Can we laugh at death?
Review: Happy Death Day 2U
Content warning: This article includes discussion of suicide.
From the marketing and the trailer, it would be easy to mistake Happy Death Day 2U for a horror film or another slasher movie.
From the poster featuring the infamous poisoned cupcake from the first film, to the cut of the trailer itself, the film is easily mistaken. Its actual genre is slightly harder to pin down, but it’s a combination of a dark comedy, a horror film, and a comic book film.
Written by former X-Men comics scribe Scott Lobdell, Happy Death Day 2U strikes a balance between horror and comedy, eliciting laughs and jump scares in equal measure.
It picks up shortly after the events of the first film, with Theresa “Tree” Gelbman finding herself cursed to repeat the day of her death over and over again. Thanks to a haywire quantum mechanics experiment at her university, she finds herself in another reality and stuck in a time loop, one that repeats every time she dies. The Baby mask wearing killer from the first film returns, but this time it’s a lot less clear as to who is behind the mask.
Where Insights must add a caveat here lies in Happy Death Day 2 U’s treatment of suicide. In order to aid the experiment, and return to her home dimension, Tree must die repeatedly and begin the day over again. This is where the film’s dark humour comes in. For those who cannot find this potentially funny, pulled off as it is with aplomb by talented comedic actress Jessica Rothe, the film is better left avoided.
On the other hand, the way in which Happy Death Day 2U deals with the subject of grief and saying goodbye to loved ones stands as one of the film’s strengths. Tree is confronted with the fact that her mother is still alive in the timeline she has entered. This brings an extra element to her grief and the film in general, as she has the chance to directly communicate with her late loved one, something that computer programmers are trying to recreate with AI.
While the idea of a dark comedy does not automatically conjure thoughts of something to commend to Christians, the idea of laughing at death has a wider pedigree. Perhaps its most famous incarnation is in the celebration of Halloween, originally a festival designed to deal with the fear of impending winter in the Northern Hemisphere. The idea also has some basis in Christianity, with Paul declaring that, in Christ’s death and resurrection, death has lost its power (1 Corinthians 15:55-57).
Happy Death Day is rated M and is now playing in cinemas.

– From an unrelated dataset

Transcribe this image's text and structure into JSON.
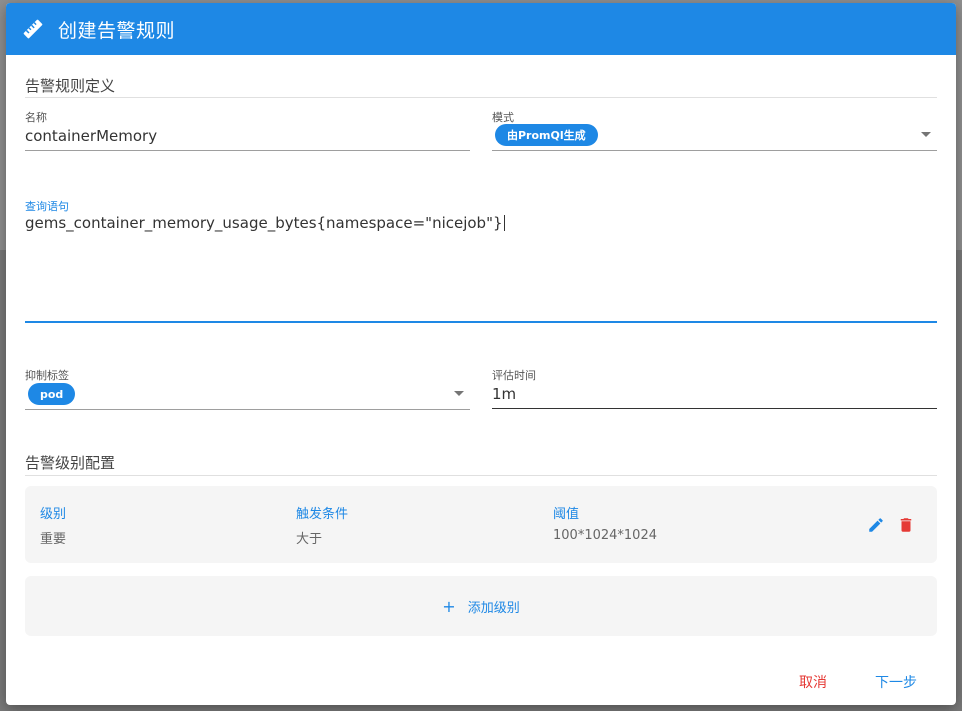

If you are experiencing mental health issues or suicidal feelings contact Lifeline on 13 11 14 or Beyond Blue 1300 224 636. If it is an emergency please call Triple 0.
Jonathan Foye is Insights’ Editor